Web page and app entries
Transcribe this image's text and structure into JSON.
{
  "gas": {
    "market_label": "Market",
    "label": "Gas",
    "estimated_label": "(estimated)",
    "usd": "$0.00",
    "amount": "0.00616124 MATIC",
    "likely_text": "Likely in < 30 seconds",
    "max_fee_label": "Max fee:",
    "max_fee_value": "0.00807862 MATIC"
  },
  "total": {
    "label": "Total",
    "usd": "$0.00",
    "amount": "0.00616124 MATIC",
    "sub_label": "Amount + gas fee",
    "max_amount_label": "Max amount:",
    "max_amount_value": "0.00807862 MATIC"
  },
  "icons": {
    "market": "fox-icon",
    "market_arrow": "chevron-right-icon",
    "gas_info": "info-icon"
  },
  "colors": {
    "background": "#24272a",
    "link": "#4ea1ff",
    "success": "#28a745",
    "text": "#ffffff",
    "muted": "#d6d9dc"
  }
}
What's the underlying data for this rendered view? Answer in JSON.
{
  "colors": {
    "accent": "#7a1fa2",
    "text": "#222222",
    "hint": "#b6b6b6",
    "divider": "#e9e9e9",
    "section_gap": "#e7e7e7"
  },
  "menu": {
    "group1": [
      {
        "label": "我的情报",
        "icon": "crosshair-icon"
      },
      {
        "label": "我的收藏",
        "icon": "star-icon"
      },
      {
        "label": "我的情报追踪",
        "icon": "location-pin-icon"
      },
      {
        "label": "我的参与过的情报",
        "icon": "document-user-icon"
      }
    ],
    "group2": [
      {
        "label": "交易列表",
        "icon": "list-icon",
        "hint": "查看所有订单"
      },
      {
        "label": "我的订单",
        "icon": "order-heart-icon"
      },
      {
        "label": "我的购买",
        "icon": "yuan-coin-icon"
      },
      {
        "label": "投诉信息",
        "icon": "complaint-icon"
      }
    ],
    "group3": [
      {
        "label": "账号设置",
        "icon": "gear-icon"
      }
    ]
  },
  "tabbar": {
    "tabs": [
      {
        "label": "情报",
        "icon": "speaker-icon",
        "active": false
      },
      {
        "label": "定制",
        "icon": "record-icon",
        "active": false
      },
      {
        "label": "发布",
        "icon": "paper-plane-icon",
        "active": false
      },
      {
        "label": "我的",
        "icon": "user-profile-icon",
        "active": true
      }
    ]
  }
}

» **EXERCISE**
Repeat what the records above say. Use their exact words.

» **THE COMPLETED TASK**
Transcribe this image's text and structure into JSON.
{
  "gas": {
    "market_label": "Market",
    "label": "Gas",
    "estimated_label": "(estimated)",
    "usd": "$0.00",
    "amount": "0.00616124 MATIC",
    "likely_text": "Likely in < 30 seconds",
    "max_fee_label": "Max fee:",
    "max_fee_value": "0.00807862 MATIC"
  },
  "total": {
    "label": "Total",
    "usd": "$0.00",
    "amount": "0.00616124 MATIC",
    "sub_label": "Amount + gas fee",
    "max_amount_label": "Max amount:",
    "max_amount_value": "0.00807862 MATIC"
  },
  "icons": {
    "market": "fox-icon",
    "market_arrow": "chevron-right-icon",
    "gas_info": "info-icon"
  },
  "colors": {
    "background": "#24272a",
    "link": "#4ea1ff",
    "success": "#28a745",
    "text": "#ffffff",
    "muted": "#d6d9dc"
  }
}
What's the underlying data for this rendered view? Answer in JSON.
{
  "colors": {
    "accent": "#7a1fa2",
    "text": "#222222",
    "hint": "#b6b6b6",
    "divider": "#e9e9e9",
    "section_gap": "#e7e7e7"
  },
  "menu": {
    "group1": [
      {
        "label": "我的情报",
        "icon": "crosshair-icon"
      },
      {
        "label": "我的收藏",
        "icon": "star-icon"
      },
      {
        "label": "我的情报追踪",
        "icon": "location-pin-icon"
      },
      {
        "label": "我的参与过的情报",
        "icon": "document-user-icon"
      }
    ],
    "group2": [
      {
        "label": "交易列表",
        "icon": "list-icon",
        "hint": "查看所有订单"
      },
      {
        "label": "我的订单",
        "icon": "order-heart-icon"
      },
      {
        "label": "我的购买",
        "icon": "yuan-coin-icon"
      },
      {
        "label": "投诉信息",
        "icon": "complaint-icon"
      }
    ],
    "group3": [
      {
        "label": "账号设置",
        "icon": "gear-icon"
      }
    ]
  },
  "tabbar": {
    "tabs": [
      {
        "label": "情报",
        "icon": "speaker-icon",
        "active": false
      },
      {
        "label": "定制",
        "icon": "record-icon",
        "active": false
      },
      {
        "label": "发布",
        "icon": "paper-plane-icon",
        "active": false
      },
      {
        "label": "我的",
        "icon": "user-profile-icon",
        "active": true
      }
    ]
  }
}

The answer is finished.